At least 20 people, mostly inmates, were wounded when a riot erupted at a prison in southern Egypt on Monday, following the reportedly suspicious death of a fellow prisoner, a security official said.
The incident, which another security official earlier described as an armed attack on the prison, was sparked by the death of inmate Hani al-Ghandur, serving a seven-year sentence for assault.
He was found dead in solitary confinement on Monday, the official said, asking not to be named, with many of the jail's 3,000 prisoners believing he had been tortured to death.
The inmates revolted and prison authorities sent in a large number of riot police who used tear gas and rubber-coated bullets to bring the riot under control, injuring 17 prisoners and three prison guards.
Security forces now have complete control of one of the prison's two wings and are gradually retaking the other one, the official said.

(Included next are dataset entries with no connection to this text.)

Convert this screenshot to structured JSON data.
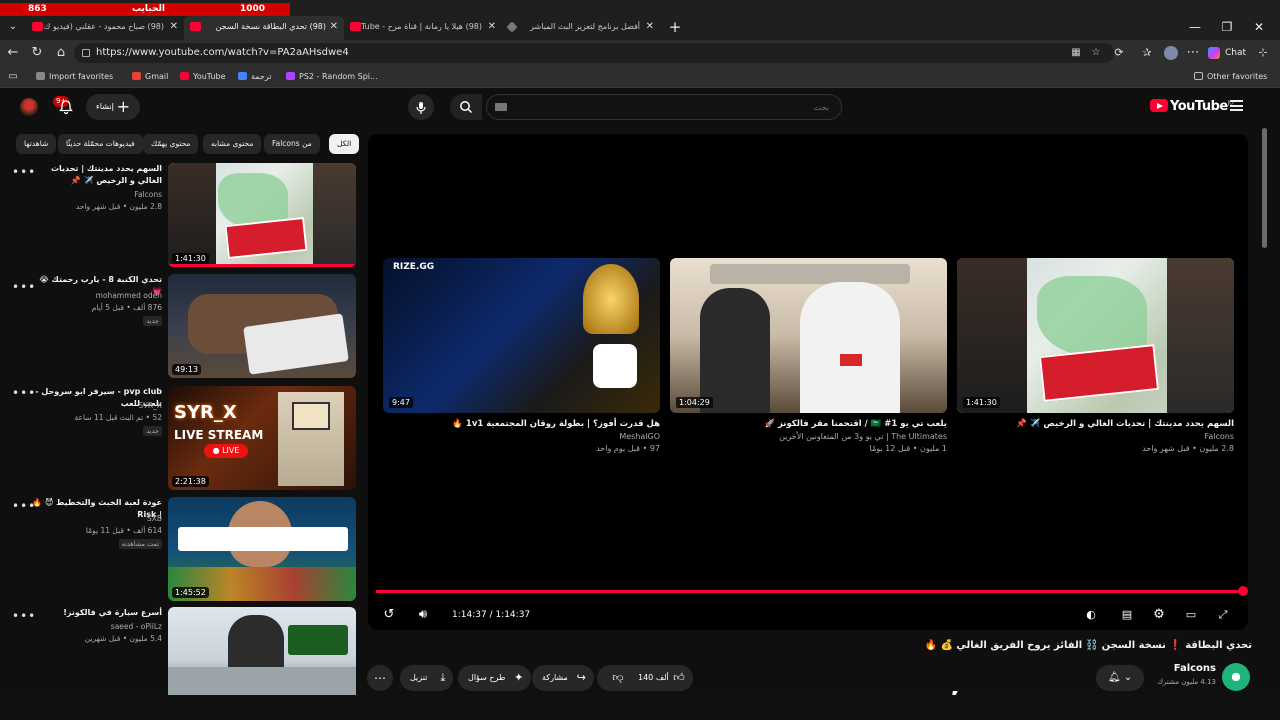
{
  "score_bar": {
    "left_score": "863",
    "center_label": "الحبايب",
    "right_score": "1000"
  },
  "tabs": [
    {
      "label": "(98) صباح محمود - عقلني (فيديو ك...",
      "active": false
    },
    {
      "label": "نسخة السجن",
      "active": true
    },
    {
      "label": "(98) تحدي البطاقة",
      "active": true
    },
    {
      "label": "(98) هيلا يا رمانة | قناة مرح - Tube",
      "active": false
    },
    {
      "label": "أفضل برنامج لتعزيز البث المباشر",
      "active": false
    }
  ],
  "address": {
    "url": "https://www.youtube.com/watch?v=PA2aAHsdwe4"
  },
  "browser": {
    "chat_label": "Chat"
  },
  "bookmarks": [
    {
      "label": "Import favorites",
      "color": "#888888"
    },
    {
      "label": "Gmail",
      "color": "#ea4335"
    },
    {
      "label": "YouTube",
      "color": "#ff0033"
    },
    {
      "label": "ترجمة",
      "color": "#4285f4"
    },
    {
      "label": "PS2 - Random Spi...",
      "color": "#b043ff"
    }
  ],
  "other_favorites": "Other favorites",
  "masthead": {
    "logo": "YouTube",
    "logo_region": "JO",
    "search_placeholder": "بحث",
    "create_label": "إنشاء",
    "notif_count": "9+"
  },
  "chips": [
    "الكل",
    "من Falcons",
    "محتوى يهمّك",
    "محتوى مشابه",
    "فيديوهات محمّلة حديثًا",
    "شاهدتها"
  ],
  "recommendations": [
    {
      "title": "السهم يحدد مدينتك | تحديات الغالي و الرخيص ✈️ 📌",
      "channel": "Falcons",
      "meta": "2.8 مليون • قبل شهر واحد",
      "duration": "1:41:30",
      "badge": "",
      "verified": true
    },
    {
      "title": "تحدي الكنبة 8 - يارب رحمتك 😭 💗",
      "channel": "mohammed oden",
      "meta": "876 ألف • قبل 5 أيام",
      "duration": "49:13",
      "badge": "جديد",
      "verified": true
    },
    {
      "title": "pvp club - سيرفر ابو سروحل - تلعب للعب",
      "channel": "SYR_X",
      "meta": "52 • تم البث قبل 11 ساعة",
      "duration": "2:21:38",
      "badge": "جديد",
      "verified": false
    },
    {
      "title": "عودة لعبة الخبث والتخطيط 😈 🔥 | Risk",
      "channel": "SXB",
      "meta": "614 ألف • قبل 11 يومًا",
      "duration": "1:45:52",
      "badge": "تمت مشاهدته",
      "verified": false
    },
    {
      "title": "أسرع سيارة في فالكونز!",
      "channel": "saeed - oPiiLz",
      "meta": "5.4 مليون • قبل شهرين",
      "duration": "",
      "badge": "",
      "verified": true
    }
  ],
  "endscreen": [
    {
      "title": "هل قدرت أفوز؟ | بطولة روقان المجتمعية 1v1 🔥",
      "channel": "MeshalGO",
      "meta": "97 • قبل يوم واحد",
      "duration": "9:47"
    },
    {
      "title": "يلعب تي يو 🇸🇦 #1 / اقتحمنا مقر فالكونز 🚀",
      "channel": "The Ultimates | تي يو و3 من المتعاونين الأخرين",
      "meta": "1 مليون • قبل 12 يومًا",
      "duration": "1:04:29"
    },
    {
      "title": "السهم يحدد مدينتك | تحديات الغالي و الرخيص ✈️ 📌",
      "channel": "Falcons",
      "meta": "2.8 مليون • قبل شهر واحد",
      "duration": "1:41:30"
    }
  ],
  "player": {
    "time": "1:14:37 / 1:14:37",
    "progress": 1.0
  },
  "video": {
    "title": "تحدي البطاقة ❗ نسخة السجن ⛓️ الفائز يروح الفريق الغالي 💰 🔥",
    "channel": "Falcons",
    "subscribers": "4.13 مليون مشترك",
    "likes": "140 ألف",
    "share_label": "مشاركة",
    "ask_label": "طرح سؤال",
    "download_label": "تنزيل"
  }
}
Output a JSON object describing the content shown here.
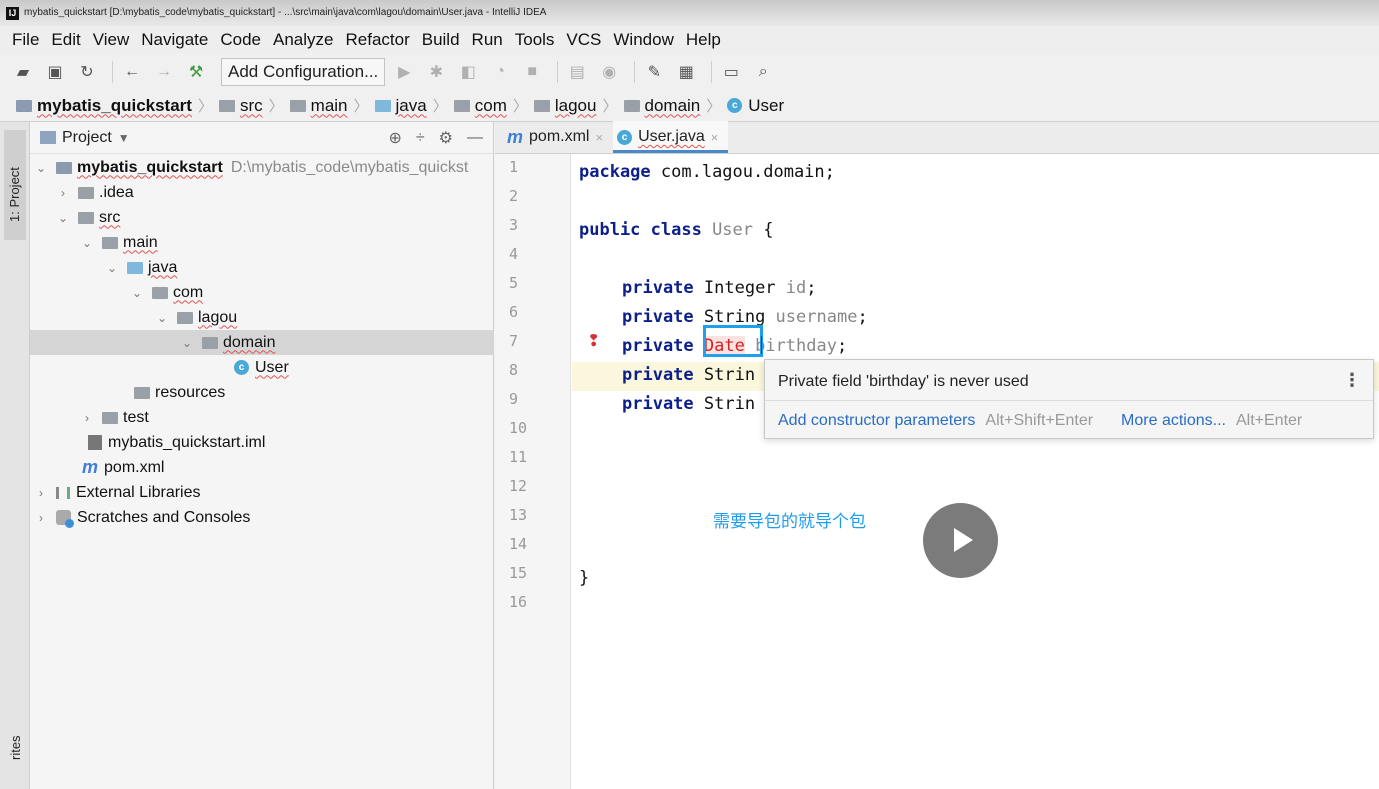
{
  "window": {
    "title": "mybatis_quickstart [D:\\mybatis_code\\mybatis_quickstart] - ...\\src\\main\\java\\com\\lagou\\domain\\User.java - IntelliJ IDEA"
  },
  "menu": [
    "File",
    "Edit",
    "View",
    "Navigate",
    "Code",
    "Analyze",
    "Refactor",
    "Build",
    "Run",
    "Tools",
    "VCS",
    "Window",
    "Help"
  ],
  "toolbar": {
    "run_config": "Add Configuration..."
  },
  "breadcrumb": [
    "mybatis_quickstart",
    "src",
    "main",
    "java",
    "com",
    "lagou",
    "domain",
    "User"
  ],
  "side_strip": {
    "project_tab": "1: Project",
    "bottom_tab": "rites"
  },
  "project_panel": {
    "title": "Project",
    "tree": [
      {
        "label": "mybatis_quickstart",
        "path": "D:\\mybatis_code\\mybatis_quickst"
      },
      {
        "label": ".idea"
      },
      {
        "label": "src"
      },
      {
        "label": "main"
      },
      {
        "label": "java"
      },
      {
        "label": "com"
      },
      {
        "label": "lagou"
      },
      {
        "label": "domain"
      },
      {
        "label": "User"
      },
      {
        "label": "resources"
      },
      {
        "label": "test"
      },
      {
        "label": "mybatis_quickstart.iml"
      },
      {
        "label": "pom.xml"
      },
      {
        "label": "External Libraries"
      },
      {
        "label": "Scratches and Consoles"
      }
    ]
  },
  "editor": {
    "tabs": [
      "pom.xml",
      "User.java"
    ],
    "line_numbers": [
      "1",
      "2",
      "3",
      "4",
      "5",
      "6",
      "7",
      "8",
      "9",
      "10",
      "11",
      "12",
      "13",
      "14",
      "15",
      "16"
    ],
    "code": {
      "l1_kw": "package",
      "l1_rest": " com.lagou.domain;",
      "l3_kw": "public class",
      "l3_name": " User",
      "l3_rest": " {",
      "l5_kw": "private",
      "l5_type": " Integer ",
      "l5_field": "id",
      "l5_end": ";",
      "l6_kw": "private",
      "l6_type": " String ",
      "l6_field": "username",
      "l6_end": ";",
      "l7_kw": "private",
      "l7_type": "Date",
      "l7_field": " birthday",
      "l7_end": ";",
      "l8_kw": "private",
      "l8_type": " Strin",
      "l9_kw": "private",
      "l9_type": " Strin",
      "l15": "}"
    }
  },
  "popup": {
    "message": "Private field 'birthday' is never used",
    "more_icon": "⋮",
    "action1": "Add constructor parameters",
    "action1_shortcut": "Alt+Shift+Enter",
    "action2": "More actions...",
    "action2_shortcut": "Alt+Enter"
  },
  "overlay": {
    "subtitle": "需要导包的就导个包"
  },
  "colors": {
    "accent": "#4a88c7",
    "error": "#d62020",
    "highlight_box": "#1ea0ef",
    "keyword": "#0c1f8a"
  }
}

Another official said the prisoners had taken firearms from three prison guards and used them on security forces, although this was not possible to confirm.
The prison in Assiut, 400 kilometres (250 miles) south of the capital Cairo, is in the town centre on the banks of the Nile.
A security official said earlier that unknown attackers had opened fire on the prison's entrance during visiting hours, killing a prisoner and wounding many others.
Assiut, the largest town in southern Egypt, is a business hub and home to a large Coptic Christian community.
The city and its surrounding area was a centre for Islamic militancy that rocked Egypt in the 1990s, although there was no suggestion of an Islamic connection with Monday's riot.
Conditions as Egyptian prisons are often dire and overcrowded. A lawyer said in June that prison guards near the Mediterranean city of Alexandria had beaten up 17 inmates to force them to end a hunger strike.
A security official denied such a beating had taken place.
According to a report published in May by the London-based human rights group Amnesty International, many Egyptian prisoners are kept behind bars despite repeated orders being issued for their release.
Rights groups also say that torture is regularly used by security forces, although prosecutions are rare.
Date created : 2008-09-08